Final lesson: there is no one factor that causes the conflict, and no one factor that can resolve it. Again and again, our two guides stressed that “The Troubles” were sectarian rather than religious, by which they meant that the two communities are not divided primarily by faith, but by ethnic identity and sense of nationhood. Religion continues to play its part; however, clergy cannot help but bless and help to maintain conflicting identities, even if they work against violence. Politics continue to be a major factor, whether as contested division of spoils or the basic question of who has the power to make decisions affecting people’s lives. I was struck by the degree to which the conflict seems to have heated up in recent years with the cooling of the Irish economy. The separation walls divide working class neighborhoods from which Catholics and Protestants alike move up and out with educational and economic attainment. Other areas, such as the one around the university, have a far more normal feel. To some extent, the latest installment of “The Troubles” resembles gang warfare in the “’hood.” The sectarian problems of Belfast likely won’t be solved until job opportunities can be provided to a generation of young people who currently lack both employment and hope.

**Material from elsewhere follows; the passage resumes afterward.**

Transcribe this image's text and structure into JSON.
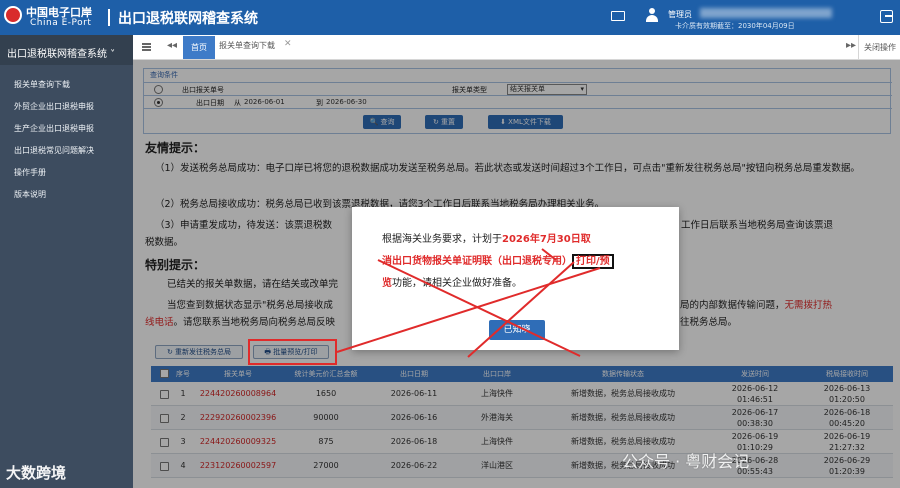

“They have nothing now,” Issac lamented about those on the dole. Once they were fighters and respected for that. Before that, they had steady, decent jobs in industries that have long since moved away. Now they can’t even find anyone to listen to their stories from those days, let alone someone to hire them for honest work. Disappointment at the Good Friday Agreement is fueled, in part, by absence of the promised “peace dividend”: economic benefits to ordinary citizens. Rabble-rousers exploit poverty in Belfast as they do elsewhere, accusing neighborhoods and politicians on the other side of grabbing more than their fair share. Investment dollars matter a lot to the success of peace, our guides agreed—another lesson for Israel; one of which American promoters of an Israeli-Palestinian accord have long been aware.
I left Belfast sobered by the reminder that peace—difficult as it is to achieve—is not an event but a process. One key stage is reached when the two parties put down weapons and agree to resolve all matters henceforth by democratic means. That is hard enough to accomplish—and it is not sufficient. Despite huge differences between the two conflicts of concern to me in this essay, Robert Frost’s warning in the poem “Mending Walls” seems to apply equally in both cases. On the one hand, “Good fences make good neighbors. It’s simplistic to believe one can entirely do without walls in a place like Belfast. But Frost was wise, and not merely sentimental, to note as well: “Something there is that doesn’t love a wall.” Do we really need the separation fences once violence ceases? One “ask[s] to know / What I was walling in and walling out / and to whom I was like to give offense / Something there is that doesn’t love a wall.”
Peace, for example.